Making Better Meals

Things To Do With Coffee Beans: Making Extract

When most people think about whole bean coffee, they think about freezer storage for freshness and fresh-ground coffee for their morning cup. However, what many don't think about is the other uses they have for those coffee beans. For example, one thing that you may have overlooked is a coffee extract. If you bake a lot or you have any use for a concentrated coffee flavor, you should consider making extracts from your whole bean coffee. Here's a look at what you need to know.

Ingredients You Need

The first step to making the coffee extract that you want is to gather the ingredients that you need. For example, you'll need to have quality liquor to create the base of the extract. If you want something that's free of alcohol, food-grade glycerin can work, too. However, if you're going to use alcohol, you should start by choosing the one that you prefer. 

Sometimes, people choose a couple of different ones to see which final product they prefer. Vodka is typically neutral alcohol that won't interfere with the coffee. Whiskey can provide some depth of flavor, while rum can add spice or just a unique flavor hint in the background. 

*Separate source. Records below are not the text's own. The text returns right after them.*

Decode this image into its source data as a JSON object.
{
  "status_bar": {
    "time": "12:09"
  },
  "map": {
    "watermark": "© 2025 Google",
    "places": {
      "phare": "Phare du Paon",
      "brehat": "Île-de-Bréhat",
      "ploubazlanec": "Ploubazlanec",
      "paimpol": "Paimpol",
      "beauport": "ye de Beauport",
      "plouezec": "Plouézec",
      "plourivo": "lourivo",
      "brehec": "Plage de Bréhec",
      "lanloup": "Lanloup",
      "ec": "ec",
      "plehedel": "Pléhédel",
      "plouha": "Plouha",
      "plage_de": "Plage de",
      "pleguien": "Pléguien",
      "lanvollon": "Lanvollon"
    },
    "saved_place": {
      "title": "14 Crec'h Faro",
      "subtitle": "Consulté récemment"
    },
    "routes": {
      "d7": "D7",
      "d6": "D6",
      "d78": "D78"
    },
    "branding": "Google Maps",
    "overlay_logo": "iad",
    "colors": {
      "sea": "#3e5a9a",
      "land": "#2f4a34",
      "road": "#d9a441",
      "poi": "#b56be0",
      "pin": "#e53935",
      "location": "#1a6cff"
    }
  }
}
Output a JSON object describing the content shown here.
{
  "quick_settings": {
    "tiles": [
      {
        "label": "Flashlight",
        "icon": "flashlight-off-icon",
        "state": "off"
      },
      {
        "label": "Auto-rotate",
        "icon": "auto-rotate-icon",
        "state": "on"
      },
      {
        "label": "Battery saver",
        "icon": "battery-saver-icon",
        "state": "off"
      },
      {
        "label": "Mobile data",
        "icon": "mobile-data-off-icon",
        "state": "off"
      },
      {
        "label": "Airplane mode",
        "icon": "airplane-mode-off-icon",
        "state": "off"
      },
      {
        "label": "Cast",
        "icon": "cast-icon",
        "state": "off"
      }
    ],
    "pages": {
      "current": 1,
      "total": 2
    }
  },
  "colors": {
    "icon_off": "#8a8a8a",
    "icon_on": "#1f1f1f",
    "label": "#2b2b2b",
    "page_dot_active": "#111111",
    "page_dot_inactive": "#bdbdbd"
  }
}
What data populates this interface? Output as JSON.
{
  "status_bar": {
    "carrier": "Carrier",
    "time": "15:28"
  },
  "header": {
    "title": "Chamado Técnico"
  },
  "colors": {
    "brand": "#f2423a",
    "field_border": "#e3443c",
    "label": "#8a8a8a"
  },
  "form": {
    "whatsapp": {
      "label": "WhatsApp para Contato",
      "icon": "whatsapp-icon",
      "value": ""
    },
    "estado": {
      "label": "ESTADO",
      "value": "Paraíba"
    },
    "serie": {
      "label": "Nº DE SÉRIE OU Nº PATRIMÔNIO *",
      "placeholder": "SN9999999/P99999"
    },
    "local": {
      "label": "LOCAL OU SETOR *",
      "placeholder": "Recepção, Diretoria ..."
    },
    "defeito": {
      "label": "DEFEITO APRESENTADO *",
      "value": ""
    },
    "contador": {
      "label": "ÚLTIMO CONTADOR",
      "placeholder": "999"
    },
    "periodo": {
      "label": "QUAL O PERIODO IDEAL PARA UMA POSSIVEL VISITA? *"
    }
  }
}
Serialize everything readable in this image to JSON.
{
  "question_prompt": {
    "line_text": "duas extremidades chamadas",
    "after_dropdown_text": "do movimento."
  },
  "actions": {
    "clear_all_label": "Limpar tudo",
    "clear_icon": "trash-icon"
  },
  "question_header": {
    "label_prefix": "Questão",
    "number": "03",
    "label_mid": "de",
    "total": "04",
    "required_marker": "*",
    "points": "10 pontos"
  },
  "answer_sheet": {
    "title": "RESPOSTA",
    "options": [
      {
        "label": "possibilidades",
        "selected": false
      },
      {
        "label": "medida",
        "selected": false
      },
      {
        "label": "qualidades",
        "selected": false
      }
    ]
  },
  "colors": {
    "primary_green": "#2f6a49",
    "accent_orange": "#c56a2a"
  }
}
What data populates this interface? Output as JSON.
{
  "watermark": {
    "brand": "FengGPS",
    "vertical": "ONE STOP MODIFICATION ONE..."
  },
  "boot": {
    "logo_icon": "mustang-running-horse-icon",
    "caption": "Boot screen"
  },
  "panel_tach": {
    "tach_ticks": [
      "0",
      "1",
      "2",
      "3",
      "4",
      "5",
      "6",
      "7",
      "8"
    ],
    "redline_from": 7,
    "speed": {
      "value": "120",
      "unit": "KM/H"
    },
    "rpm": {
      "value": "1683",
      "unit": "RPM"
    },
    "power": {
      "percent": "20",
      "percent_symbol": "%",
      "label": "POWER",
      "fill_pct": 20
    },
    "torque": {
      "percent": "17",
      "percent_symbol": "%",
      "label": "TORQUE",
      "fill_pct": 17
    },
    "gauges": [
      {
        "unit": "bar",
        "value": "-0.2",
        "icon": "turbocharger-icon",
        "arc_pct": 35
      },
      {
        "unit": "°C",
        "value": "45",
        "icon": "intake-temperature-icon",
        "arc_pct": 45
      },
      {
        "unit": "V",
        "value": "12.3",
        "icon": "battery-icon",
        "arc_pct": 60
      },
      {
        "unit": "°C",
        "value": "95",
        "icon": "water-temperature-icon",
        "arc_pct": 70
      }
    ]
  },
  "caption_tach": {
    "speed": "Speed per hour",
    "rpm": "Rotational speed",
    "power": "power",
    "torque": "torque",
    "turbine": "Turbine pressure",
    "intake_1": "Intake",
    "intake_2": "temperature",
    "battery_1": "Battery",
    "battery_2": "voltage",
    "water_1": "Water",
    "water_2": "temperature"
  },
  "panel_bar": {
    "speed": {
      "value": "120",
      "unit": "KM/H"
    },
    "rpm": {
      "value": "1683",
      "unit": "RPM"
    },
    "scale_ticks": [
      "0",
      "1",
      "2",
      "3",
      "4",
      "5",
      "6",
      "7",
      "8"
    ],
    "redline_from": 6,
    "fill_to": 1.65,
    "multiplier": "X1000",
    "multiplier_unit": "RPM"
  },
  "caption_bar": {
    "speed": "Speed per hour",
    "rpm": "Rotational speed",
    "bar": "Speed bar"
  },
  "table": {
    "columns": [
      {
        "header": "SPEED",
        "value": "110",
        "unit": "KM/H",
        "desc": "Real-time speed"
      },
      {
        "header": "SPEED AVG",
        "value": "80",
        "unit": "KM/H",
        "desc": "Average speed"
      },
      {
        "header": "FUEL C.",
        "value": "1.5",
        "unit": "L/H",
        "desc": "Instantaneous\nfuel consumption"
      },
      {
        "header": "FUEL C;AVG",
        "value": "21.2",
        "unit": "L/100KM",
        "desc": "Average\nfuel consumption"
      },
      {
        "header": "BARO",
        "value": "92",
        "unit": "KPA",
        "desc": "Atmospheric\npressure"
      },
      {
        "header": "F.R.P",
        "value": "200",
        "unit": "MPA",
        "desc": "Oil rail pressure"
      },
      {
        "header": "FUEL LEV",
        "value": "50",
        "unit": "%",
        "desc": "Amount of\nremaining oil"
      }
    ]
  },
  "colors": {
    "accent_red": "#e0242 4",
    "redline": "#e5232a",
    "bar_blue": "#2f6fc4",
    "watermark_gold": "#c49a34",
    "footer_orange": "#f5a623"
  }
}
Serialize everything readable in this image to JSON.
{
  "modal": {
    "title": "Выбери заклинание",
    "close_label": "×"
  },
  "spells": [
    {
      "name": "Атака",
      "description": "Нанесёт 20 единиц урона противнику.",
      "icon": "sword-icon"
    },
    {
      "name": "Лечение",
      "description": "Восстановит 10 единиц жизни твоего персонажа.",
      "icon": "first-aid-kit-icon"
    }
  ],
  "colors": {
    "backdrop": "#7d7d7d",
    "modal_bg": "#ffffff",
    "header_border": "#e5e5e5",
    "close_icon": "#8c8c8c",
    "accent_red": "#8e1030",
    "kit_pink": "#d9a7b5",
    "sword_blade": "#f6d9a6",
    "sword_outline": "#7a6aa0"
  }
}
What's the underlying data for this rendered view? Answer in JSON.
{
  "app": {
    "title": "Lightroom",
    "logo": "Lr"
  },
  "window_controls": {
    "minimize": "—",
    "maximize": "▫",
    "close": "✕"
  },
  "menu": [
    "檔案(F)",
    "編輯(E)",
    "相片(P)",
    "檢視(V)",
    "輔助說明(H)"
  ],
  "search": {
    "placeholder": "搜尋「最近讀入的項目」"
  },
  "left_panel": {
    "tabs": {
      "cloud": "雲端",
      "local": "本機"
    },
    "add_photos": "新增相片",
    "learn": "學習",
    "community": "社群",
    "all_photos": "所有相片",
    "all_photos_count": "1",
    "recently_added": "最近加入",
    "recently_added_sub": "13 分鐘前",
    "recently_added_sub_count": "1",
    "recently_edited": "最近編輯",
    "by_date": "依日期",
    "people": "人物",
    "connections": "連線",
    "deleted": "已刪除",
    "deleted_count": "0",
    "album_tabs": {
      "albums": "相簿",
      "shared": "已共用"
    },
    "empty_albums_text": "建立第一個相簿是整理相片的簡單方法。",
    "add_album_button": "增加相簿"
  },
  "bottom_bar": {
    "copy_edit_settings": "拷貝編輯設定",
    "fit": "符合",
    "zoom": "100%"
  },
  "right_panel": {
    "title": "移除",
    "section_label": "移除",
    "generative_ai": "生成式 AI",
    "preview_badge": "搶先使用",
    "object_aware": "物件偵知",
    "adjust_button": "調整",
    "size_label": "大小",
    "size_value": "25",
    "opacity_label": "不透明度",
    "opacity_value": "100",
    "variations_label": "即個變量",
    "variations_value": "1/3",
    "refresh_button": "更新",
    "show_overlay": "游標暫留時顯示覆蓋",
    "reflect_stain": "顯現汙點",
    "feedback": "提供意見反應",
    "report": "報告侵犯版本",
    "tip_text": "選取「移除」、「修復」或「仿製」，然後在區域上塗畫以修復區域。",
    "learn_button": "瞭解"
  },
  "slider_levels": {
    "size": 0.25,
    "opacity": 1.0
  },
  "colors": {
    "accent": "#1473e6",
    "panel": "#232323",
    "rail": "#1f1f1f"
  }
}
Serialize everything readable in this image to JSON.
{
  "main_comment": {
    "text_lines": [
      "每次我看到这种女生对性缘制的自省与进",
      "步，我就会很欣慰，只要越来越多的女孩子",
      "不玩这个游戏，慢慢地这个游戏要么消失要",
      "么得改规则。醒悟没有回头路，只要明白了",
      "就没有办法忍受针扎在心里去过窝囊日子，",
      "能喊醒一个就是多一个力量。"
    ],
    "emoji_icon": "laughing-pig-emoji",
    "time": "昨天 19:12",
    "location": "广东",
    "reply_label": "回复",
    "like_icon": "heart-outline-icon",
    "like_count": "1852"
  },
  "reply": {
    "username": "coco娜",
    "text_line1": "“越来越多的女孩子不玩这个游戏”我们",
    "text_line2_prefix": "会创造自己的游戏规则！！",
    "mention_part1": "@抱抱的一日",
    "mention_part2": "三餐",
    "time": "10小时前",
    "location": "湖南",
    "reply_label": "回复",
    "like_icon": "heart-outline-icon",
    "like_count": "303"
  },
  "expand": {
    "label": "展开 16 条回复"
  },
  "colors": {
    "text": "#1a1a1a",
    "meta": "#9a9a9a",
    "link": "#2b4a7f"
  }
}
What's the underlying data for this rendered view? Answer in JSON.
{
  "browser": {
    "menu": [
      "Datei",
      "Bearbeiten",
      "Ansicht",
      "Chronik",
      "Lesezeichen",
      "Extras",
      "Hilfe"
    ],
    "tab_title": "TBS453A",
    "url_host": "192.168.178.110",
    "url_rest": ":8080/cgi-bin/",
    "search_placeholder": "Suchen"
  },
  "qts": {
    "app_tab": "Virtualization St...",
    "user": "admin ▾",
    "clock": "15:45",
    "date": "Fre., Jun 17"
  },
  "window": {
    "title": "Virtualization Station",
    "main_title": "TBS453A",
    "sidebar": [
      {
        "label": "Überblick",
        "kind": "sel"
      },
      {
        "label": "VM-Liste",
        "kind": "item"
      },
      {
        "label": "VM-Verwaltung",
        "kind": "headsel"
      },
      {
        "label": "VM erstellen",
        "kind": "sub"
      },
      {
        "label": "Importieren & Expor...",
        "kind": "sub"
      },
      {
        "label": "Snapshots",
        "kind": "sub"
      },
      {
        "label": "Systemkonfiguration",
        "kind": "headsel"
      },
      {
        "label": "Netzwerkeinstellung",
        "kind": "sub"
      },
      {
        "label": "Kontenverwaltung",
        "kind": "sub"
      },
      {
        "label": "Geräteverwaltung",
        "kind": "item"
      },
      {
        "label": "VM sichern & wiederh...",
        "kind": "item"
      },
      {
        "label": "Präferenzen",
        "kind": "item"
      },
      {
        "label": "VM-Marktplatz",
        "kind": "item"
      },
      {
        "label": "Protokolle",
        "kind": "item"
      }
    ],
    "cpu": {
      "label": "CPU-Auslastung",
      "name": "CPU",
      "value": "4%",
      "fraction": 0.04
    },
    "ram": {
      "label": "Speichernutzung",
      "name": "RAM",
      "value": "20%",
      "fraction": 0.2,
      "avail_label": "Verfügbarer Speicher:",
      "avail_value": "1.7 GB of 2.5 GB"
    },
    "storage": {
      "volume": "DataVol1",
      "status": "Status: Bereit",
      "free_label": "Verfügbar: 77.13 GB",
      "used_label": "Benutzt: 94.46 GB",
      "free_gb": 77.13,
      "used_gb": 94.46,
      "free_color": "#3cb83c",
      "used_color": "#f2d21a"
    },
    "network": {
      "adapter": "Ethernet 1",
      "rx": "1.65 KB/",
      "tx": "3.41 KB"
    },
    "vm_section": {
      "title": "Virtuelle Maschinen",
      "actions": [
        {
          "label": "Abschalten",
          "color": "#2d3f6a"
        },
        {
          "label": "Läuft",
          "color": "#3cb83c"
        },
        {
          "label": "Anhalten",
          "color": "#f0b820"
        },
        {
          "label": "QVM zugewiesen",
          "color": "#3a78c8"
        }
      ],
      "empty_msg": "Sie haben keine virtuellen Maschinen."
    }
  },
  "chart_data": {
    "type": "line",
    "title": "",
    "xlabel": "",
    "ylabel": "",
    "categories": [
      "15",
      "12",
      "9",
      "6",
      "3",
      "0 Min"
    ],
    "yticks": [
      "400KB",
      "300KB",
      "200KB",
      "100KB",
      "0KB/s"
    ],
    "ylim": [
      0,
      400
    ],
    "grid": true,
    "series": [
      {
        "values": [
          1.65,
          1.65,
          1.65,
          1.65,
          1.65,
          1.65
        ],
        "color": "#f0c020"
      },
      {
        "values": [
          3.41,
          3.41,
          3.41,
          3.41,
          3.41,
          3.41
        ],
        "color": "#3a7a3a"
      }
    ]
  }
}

Then, you'll need to have your coffee beans. An ounce or two per cup of alcohol should give you enough for adequate flavor. You'll also need a bottle to combine them in for the extraction process.

Process To Complete

Once you've gathered your ingredients, it's time to make your extract. Start by putting about half of the beans you'll need into the container. Then, crack the other half of the beans by rolling over them with a rolling pin or crushing them with a bottle. Put those in the jar as well. This will help you get a more intense extract faster.

Add the necessary alcohol to the container to formulate the extract. Put a lid on the container and set it somewhere that's cool and dark. A couple of times a week, you should take the container out and shake it. Leave it to extract from those beans for several months. Then, test it by putting a small amount into whipped cream to taste it. Let it continue to extract until you get the flavor that you want.

Steps To Finish

After you get the flavor you want, pour the extract through a sieve with a filter in it. The filter will catch all of the fine particles of coffee beans, leaving you with pure extract. Put that extract into a bottle of your choice with a cap and a label. Since it's alcohol-based, it will keep for quite some time.

For more information on what you can do with a Colombian whole bean coffee, contact a professional near you.